§ Work to be completed
Write the entries out in full, matching them exactly.

§ Information provided
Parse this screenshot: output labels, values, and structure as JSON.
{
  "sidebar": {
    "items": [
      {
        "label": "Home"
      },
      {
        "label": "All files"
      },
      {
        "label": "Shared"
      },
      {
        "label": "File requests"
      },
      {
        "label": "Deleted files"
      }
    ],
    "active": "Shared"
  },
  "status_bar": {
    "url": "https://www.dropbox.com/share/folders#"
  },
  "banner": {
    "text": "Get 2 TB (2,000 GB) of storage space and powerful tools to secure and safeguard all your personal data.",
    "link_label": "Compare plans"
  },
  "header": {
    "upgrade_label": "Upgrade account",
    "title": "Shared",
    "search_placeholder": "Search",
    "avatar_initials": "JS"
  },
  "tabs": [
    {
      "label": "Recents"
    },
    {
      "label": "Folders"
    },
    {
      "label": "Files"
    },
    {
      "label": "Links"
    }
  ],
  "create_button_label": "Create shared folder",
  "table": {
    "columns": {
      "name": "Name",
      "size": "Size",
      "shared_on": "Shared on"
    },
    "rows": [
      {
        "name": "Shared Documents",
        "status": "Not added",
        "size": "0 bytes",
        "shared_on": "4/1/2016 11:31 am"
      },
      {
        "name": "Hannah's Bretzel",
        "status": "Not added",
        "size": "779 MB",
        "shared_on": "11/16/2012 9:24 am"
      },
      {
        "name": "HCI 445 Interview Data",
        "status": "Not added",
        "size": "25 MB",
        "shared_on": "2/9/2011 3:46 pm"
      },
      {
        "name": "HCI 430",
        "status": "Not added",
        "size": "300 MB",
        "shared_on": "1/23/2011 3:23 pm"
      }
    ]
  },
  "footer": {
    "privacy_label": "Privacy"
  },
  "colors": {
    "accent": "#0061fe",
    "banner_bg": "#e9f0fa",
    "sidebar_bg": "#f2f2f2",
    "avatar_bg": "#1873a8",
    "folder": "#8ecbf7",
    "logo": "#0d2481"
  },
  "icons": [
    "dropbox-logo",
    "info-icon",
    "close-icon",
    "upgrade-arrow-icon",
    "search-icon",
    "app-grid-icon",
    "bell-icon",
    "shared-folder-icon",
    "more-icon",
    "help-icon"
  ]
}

§ Written response
Parse this screenshot: output labels, values, and structure as JSON.
{
  "sidebar": {
    "items": [
      {
        "label": "Home"
      },
      {
        "label": "All files"
      },
      {
        "label": "Shared"
      },
      {
        "label": "File requests"
      },
      {
        "label": "Deleted files"
      }
    ],
    "active": "Shared"
  },
  "status_bar": {
    "url": "https://www.dropbox.com/share/folders#"
  },
  "banner": {
    "text": "Get 2 TB (2,000 GB) of storage space and powerful tools to secure and safeguard all your personal data.",
    "link_label": "Compare plans"
  },
  "header": {
    "upgrade_label": "Upgrade account",
    "title": "Shared",
    "search_placeholder": "Search",
    "avatar_initials": "JS"
  },
  "tabs": [
    {
      "label": "Recents"
    },
    {
      "label": "Folders"
    },
    {
      "label": "Files"
    },
    {
      "label": "Links"
    }
  ],
  "create_button_label": "Create shared folder",
  "table": {
    "columns": {
      "name": "Name",
      "size": "Size",
      "shared_on": "Shared on"
    },
    "rows": [
      {
        "name": "Shared Documents",
        "status": "Not added",
        "size": "0 bytes",
        "shared_on": "4/1/2016 11:31 am"
      },
      {
        "name": "Hannah's Bretzel",
        "status": "Not added",
        "size": "779 MB",
        "shared_on": "11/16/2012 9:24 am"
      },
      {
        "name": "HCI 445 Interview Data",
        "status": "Not added",
        "size": "25 MB",
        "shared_on": "2/9/2011 3:46 pm"
      },
      {
        "name": "HCI 430",
        "status": "Not added",
        "size": "300 MB",
        "shared_on": "1/23/2011 3:23 pm"
      }
    ]
  },
  "footer": {
    "privacy_label": "Privacy"
  },
  "colors": {
    "accent": "#0061fe",
    "banner_bg": "#e9f0fa",
    "sidebar_bg": "#f2f2f2",
    "avatar_bg": "#1873a8",
    "folder": "#8ecbf7",
    "logo": "#0d2481"
  },
  "icons": [
    "dropbox-logo",
    "info-icon",
    "close-icon",
    "upgrade-arrow-icon",
    "search-icon",
    "app-grid-icon",
    "bell-icon",
    "shared-folder-icon",
    "more-icon",
    "help-icon"
  ]
}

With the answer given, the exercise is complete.